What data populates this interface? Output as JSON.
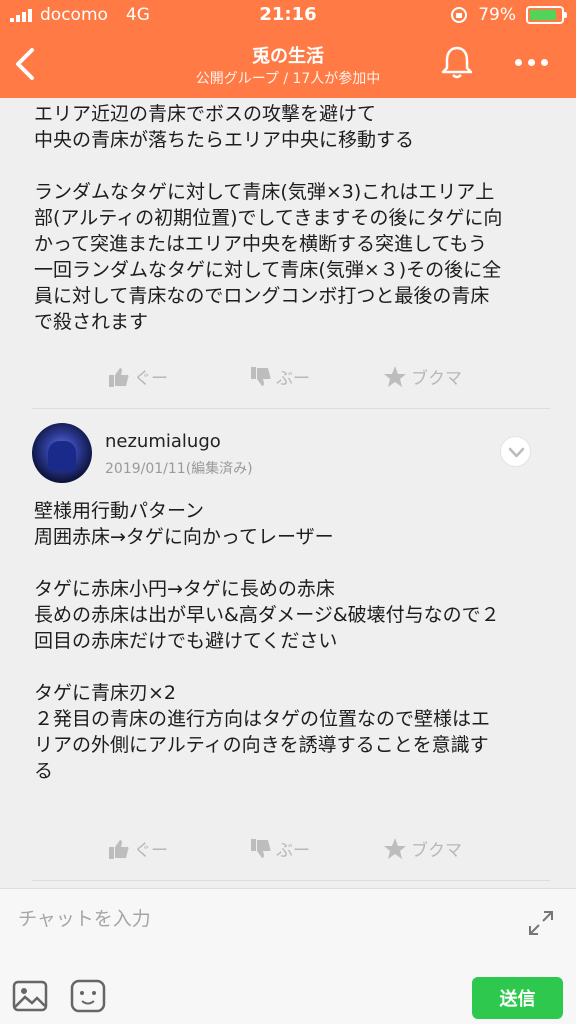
{
  "status_bar": {
    "carrier": "docomo",
    "network": "4G",
    "time": "21:16",
    "battery": "79%",
    "battery_level": 0.79
  },
  "header": {
    "title": "兎の生活",
    "subtitle": "公開グループ / 17人が参加中"
  },
  "post1": {
    "lines": [
      [
        "エリア近辺の青床でボスの攻撃を避けて",
        "中央の青床が落ちたらエリア中央に移動する"
      ],
      [
        "ランダムなタゲに対して青床(気弾×3)これはエリア上",
        "部(アルティの初期位置)でしてきますその後にタゲに向",
        "かって突進またはエリア中央を横断する突進してもう",
        "一回ランダムなタゲに対して青床(気弾×３)その後に全",
        "員に対して青床なのでロングコンボ打つと最後の青床",
        "で殺されます"
      ]
    ],
    "actions": {
      "like": "ぐー",
      "dislike": "ぶー",
      "bookmark": "ブクマ"
    }
  },
  "post2": {
    "author": "nezumialugo",
    "date": "2019/01/11(編集済み)",
    "lines": [
      [
        "壁様用行動パターン",
        "周囲赤床→タゲに向かってレーザー"
      ],
      [
        "タゲに赤床小円→タゲに長めの赤床",
        "長めの赤床は出が早い&高ダメージ&破壊付与なので２",
        "回目の赤床だけでも避けてください"
      ],
      [
        "タゲに青床刃×2",
        "２発目の青床の進行方向はタゲの位置なので壁様はエ",
        "リアの外側にアルティの向きを誘導することを意識す",
        "る"
      ]
    ],
    "actions": {
      "like": "ぐー",
      "dislike": "ぶー",
      "bookmark": "ブクマ"
    }
  },
  "composer": {
    "placeholder": "チャットを入力",
    "send_label": "送信"
  },
  "colors": {
    "header": "#ff7a45",
    "send": "#2ec84e",
    "action_gray": "#b8b8b8"
  }
}
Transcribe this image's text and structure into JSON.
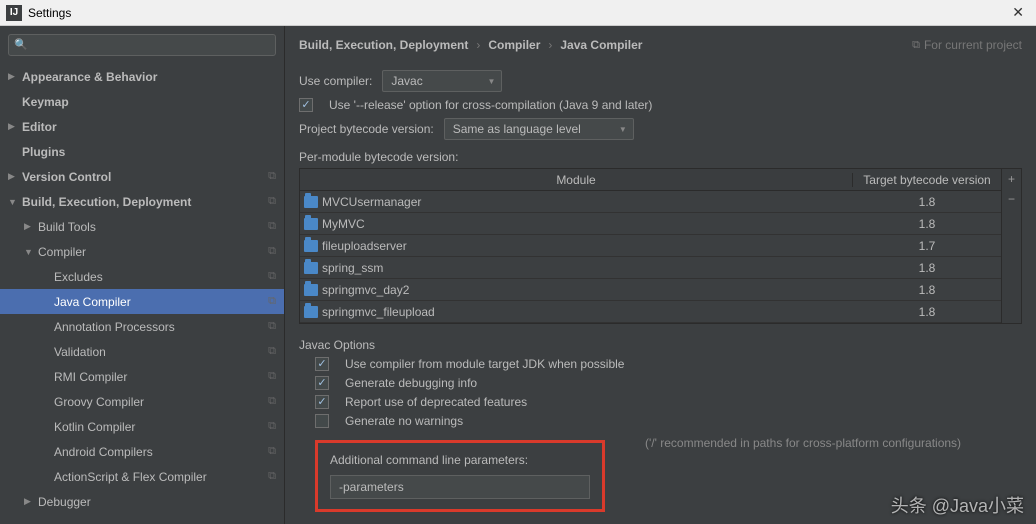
{
  "titlebar": {
    "title": "Settings"
  },
  "search": {
    "placeholder": ""
  },
  "sidebar": {
    "items": [
      {
        "label": "Appearance & Behavior",
        "arrow": "▶",
        "bold": true,
        "ind": 0
      },
      {
        "label": "Keymap",
        "arrow": "",
        "bold": true,
        "ind": 0
      },
      {
        "label": "Editor",
        "arrow": "▶",
        "bold": true,
        "ind": 0
      },
      {
        "label": "Plugins",
        "arrow": "",
        "bold": true,
        "ind": 0
      },
      {
        "label": "Version Control",
        "arrow": "▶",
        "bold": true,
        "ind": 0,
        "copy": true
      },
      {
        "label": "Build, Execution, Deployment",
        "arrow": "▼",
        "bold": true,
        "ind": 0,
        "copy": true
      },
      {
        "label": "Build Tools",
        "arrow": "▶",
        "ind": 1,
        "copy": true
      },
      {
        "label": "Compiler",
        "arrow": "▼",
        "ind": 1,
        "copy": true
      },
      {
        "label": "Excludes",
        "arrow": "",
        "ind": 2,
        "copy": true
      },
      {
        "label": "Java Compiler",
        "arrow": "",
        "ind": 2,
        "copy": true,
        "selected": true
      },
      {
        "label": "Annotation Processors",
        "arrow": "",
        "ind": 2,
        "copy": true
      },
      {
        "label": "Validation",
        "arrow": "",
        "ind": 2,
        "copy": true
      },
      {
        "label": "RMI Compiler",
        "arrow": "",
        "ind": 2,
        "copy": true
      },
      {
        "label": "Groovy Compiler",
        "arrow": "",
        "ind": 2,
        "copy": true
      },
      {
        "label": "Kotlin Compiler",
        "arrow": "",
        "ind": 2,
        "copy": true
      },
      {
        "label": "Android Compilers",
        "arrow": "",
        "ind": 2,
        "copy": true
      },
      {
        "label": "ActionScript & Flex Compiler",
        "arrow": "",
        "ind": 2,
        "copy": true
      },
      {
        "label": "Debugger",
        "arrow": "▶",
        "ind": 1
      }
    ]
  },
  "breadcrumbs": [
    "Build, Execution, Deployment",
    "Compiler",
    "Java Compiler"
  ],
  "for_project": "For current project",
  "use_compiler": {
    "label": "Use compiler:",
    "value": "Javac"
  },
  "release_opt": {
    "label": "Use '--release' option for cross-compilation (Java 9 and later)",
    "checked": true
  },
  "bytecode": {
    "label": "Project bytecode version:",
    "value": "Same as language level"
  },
  "per_module_label": "Per-module bytecode version:",
  "table": {
    "headers": {
      "module": "Module",
      "version": "Target bytecode version"
    },
    "rows": [
      {
        "name": "MVCUsermanager",
        "ver": "1.8"
      },
      {
        "name": "MyMVC",
        "ver": "1.8"
      },
      {
        "name": "fileuploadserver",
        "ver": "1.7"
      },
      {
        "name": "spring_ssm",
        "ver": "1.8"
      },
      {
        "name": "springmvc_day2",
        "ver": "1.8"
      },
      {
        "name": "springmvc_fileupload",
        "ver": "1.8"
      }
    ]
  },
  "javac": {
    "title": "Javac Options",
    "opts": [
      {
        "label": "Use compiler from module target JDK when possible",
        "checked": true
      },
      {
        "label": "Generate debugging info",
        "checked": true
      },
      {
        "label": "Report use of deprecated features",
        "checked": true
      },
      {
        "label": "Generate no warnings",
        "checked": false
      }
    ],
    "cmdline_label": "Additional command line parameters:",
    "cmdline_value": "-parameters",
    "hint": "('/' recommended in paths for cross-platform configurations)"
  },
  "watermark": "头条 @Java小菜"
}
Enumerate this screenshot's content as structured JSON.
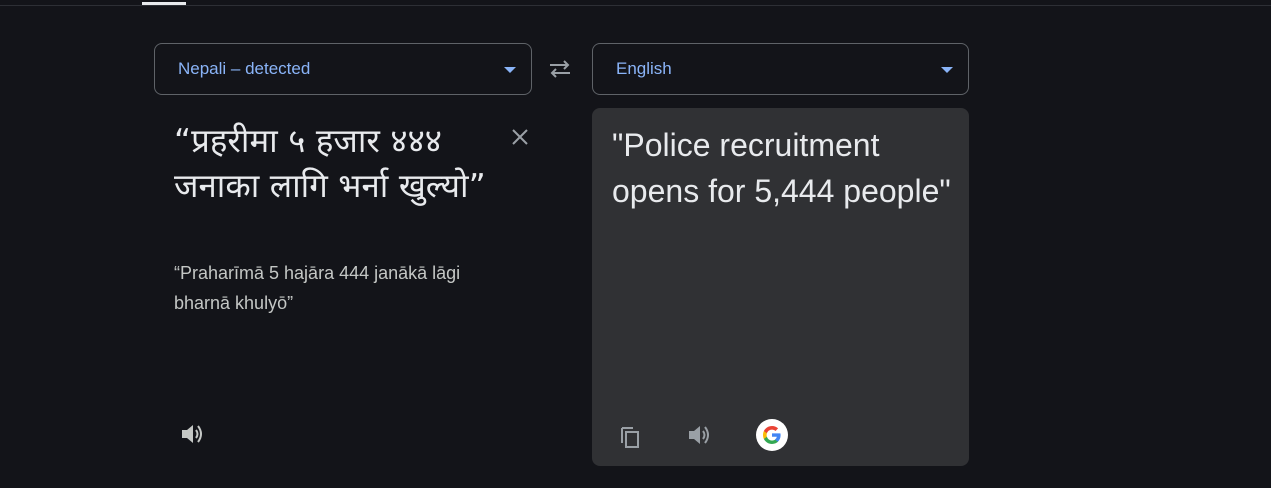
{
  "source": {
    "language_label": "Nepali – detected",
    "text": "“प्रहरीमा ५ हजार ४४४ जनाका लागि भर्ना खुल्यो”",
    "transliteration": "“Praharīmā 5 hajāra 444 janākā lāgi bharnā khulyō”",
    "icons": {
      "clear": "close-icon",
      "listen": "volume-icon"
    }
  },
  "target": {
    "language_label": "English",
    "text": "\"Police recruitment opens for 5,444 people\"",
    "icons": {
      "copy": "copy-icon",
      "listen": "volume-icon",
      "google": "google-logo-icon"
    }
  },
  "swap_icon": "swap-arrows-icon",
  "colors": {
    "background": "#131419",
    "accent": "#8ab4f8",
    "panel": "#303134",
    "text": "#e8eaed",
    "muted": "#c4c7c5",
    "icon": "#9aa0a6"
  }
}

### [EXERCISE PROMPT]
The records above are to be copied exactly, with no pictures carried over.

### [EXERCISE OUTPUT]
What data populates this interface? Output as JSON.
{
  "status_bar": {
    "carrier": "docomo",
    "network": "4G",
    "time": "21:16",
    "battery": "79%",
    "battery_level": 0.79
  },
  "header": {
    "title": "兎の生活",
    "subtitle": "公開グループ / 17人が参加中"
  },
  "post1": {
    "lines": [
      [
        "エリア近辺の青床でボスの攻撃を避けて",
        "中央の青床が落ちたらエリア中央に移動する"
      ],
      [
        "ランダムなタゲに対して青床(気弾×3)これはエリア上",
        "部(アルティの初期位置)でしてきますその後にタゲに向",
        "かって突進またはエリア中央を横断する突進してもう",
        "一回ランダムなタゲに対して青床(気弾×３)その後に全",
        "員に対して青床なのでロングコンボ打つと最後の青床",
        "で殺されます"
      ]
    ],
    "actions": {
      "like": "ぐー",
      "dislike": "ぶー",
      "bookmark": "ブクマ"
    }
  },
  "post2": {
    "author": "nezumialugo",
    "date": "2019/01/11(編集済み)",
    "lines": [
      [
        "壁様用行動パターン",
        "周囲赤床→タゲに向かってレーザー"
      ],
      [
        "タゲに赤床小円→タゲに長めの赤床",
        "長めの赤床は出が早い&高ダメージ&破壊付与なので２",
        "回目の赤床だけでも避けてください"
      ],
      [
        "タゲに青床刃×2",
        "２発目の青床の進行方向はタゲの位置なので壁様はエ",
        "リアの外側にアルティの向きを誘導することを意識す",
        "る"
      ]
    ],
    "actions": {
      "like": "ぐー",
      "dislike": "ぶー",
      "bookmark": "ブクマ"
    }
  },
  "composer": {
    "placeholder": "チャットを入力",
    "send_label": "送信"
  },
  "colors": {
    "header": "#ff7a45",
    "send": "#2ec84e",
    "action_gray": "#b8b8b8"
  }
}
Transcribe this image's text and structure into JSON.
{
  "titlebar": {
    "title": "Settings"
  },
  "search": {
    "placeholder": ""
  },
  "sidebar": {
    "items": [
      {
        "label": "Appearance & Behavior",
        "arrow": "▶",
        "bold": true,
        "ind": 0
      },
      {
        "label": "Keymap",
        "arrow": "",
        "bold": true,
        "ind": 0
      },
      {
        "label": "Editor",
        "arrow": "▶",
        "bold": true,
        "ind": 0
      },
      {
        "label": "Plugins",
        "arrow": "",
        "bold": true,
        "ind": 0
      },
      {
        "label": "Version Control",
        "arrow": "▶",
        "bold": true,
        "ind": 0,
        "copy": true
      },
      {
        "label": "Build, Execution, Deployment",
        "arrow": "▼",
        "bold": true,
        "ind": 0,
        "copy": true
      },
      {
        "label": "Build Tools",
        "arrow": "▶",
        "ind": 1,
        "copy": true
      },
      {
        "label": "Compiler",
        "arrow": "▼",
        "ind": 1,
        "copy": true
      },
      {
        "label": "Excludes",
        "arrow": "",
        "ind": 2,
        "copy": true
      },
      {
        "label": "Java Compiler",
        "arrow": "",
        "ind": 2,
        "copy": true,
        "selected": true
      },
      {
        "label": "Annotation Processors",
        "arrow": "",
        "ind": 2,
        "copy": true
      },
      {
        "label": "Validation",
        "arrow": "",
        "ind": 2,
        "copy": true
      },
      {
        "label": "RMI Compiler",
        "arrow": "",
        "ind": 2,
        "copy": true
      },
      {
        "label": "Groovy Compiler",
        "arrow": "",
        "ind": 2,
        "copy": true
      },
      {
        "label": "Kotlin Compiler",
        "arrow": "",
        "ind": 2,
        "copy": true
      },
      {
        "label": "Android Compilers",
        "arrow": "",
        "ind": 2,
        "copy": true
      },
      {
        "label": "ActionScript & Flex Compiler",
        "arrow": "",
        "ind": 2,
        "copy": true
      },
      {
        "label": "Debugger",
        "arrow": "▶",
        "ind": 1
      }
    ]
  },
  "breadcrumbs": [
    "Build, Execution, Deployment",
    "Compiler",
    "Java Compiler"
  ],
  "for_project": "For current project",
  "use_compiler": {
    "label": "Use compiler:",
    "value": "Javac"
  },
  "release_opt": {
    "label": "Use '--release' option for cross-compilation (Java 9 and later)",
    "checked": true
  },
  "bytecode": {
    "label": "Project bytecode version:",
    "value": "Same as language level"
  },
  "per_module_label": "Per-module bytecode version:",
  "table": {
    "headers": {
      "module": "Module",
      "version": "Target bytecode version"
    },
    "rows": [
      {
        "name": "MVCUsermanager",
        "ver": "1.8"
      },
      {
        "name": "MyMVC",
        "ver": "1.8"
      },
      {
        "name": "fileuploadserver",
        "ver": "1.7"
      },
      {
        "name": "spring_ssm",
        "ver": "1.8"
      },
      {
        "name": "springmvc_day2",
        "ver": "1.8"
      },
      {
        "name": "springmvc_fileupload",
        "ver": "1.8"
      }
    ]
  },
  "javac": {
    "title": "Javac Options",
    "opts": [
      {
        "label": "Use compiler from module target JDK when possible",
        "checked": true
      },
      {
        "label": "Generate debugging info",
        "checked": true
      },
      {
        "label": "Report use of deprecated features",
        "checked": true
      },
      {
        "label": "Generate no warnings",
        "checked": false
      }
    ],
    "cmdline_label": "Additional command line parameters:",
    "cmdline_value": "-parameters",
    "hint": "('/' recommended in paths for cross-platform configurations)"
  },
  "watermark": "头条 @Java小菜"
}
Enumerate this screenshot's content as structured JSON.
{
  "source": {
    "language_label": "Nepali – detected",
    "text": "“प्रहरीमा ५ हजार ४४४ जनाका लागि भर्ना खुल्यो”",
    "transliteration": "“Praharīmā 5 hajāra 444 janākā lāgi bharnā khulyō”",
    "icons": {
      "clear": "close-icon",
      "listen": "volume-icon"
    }
  },
  "target": {
    "language_label": "English",
    "text": "\"Police recruitment opens for 5,444 people\"",
    "icons": {
      "copy": "copy-icon",
      "listen": "volume-icon",
      "google": "google-logo-icon"
    }
  },
  "swap_icon": "swap-arrows-icon",
  "colors": {
    "background": "#131419",
    "accent": "#8ab4f8",
    "panel": "#303134",
    "text": "#e8eaed",
    "muted": "#c4c7c5",
    "icon": "#9aa0a6"
  }
}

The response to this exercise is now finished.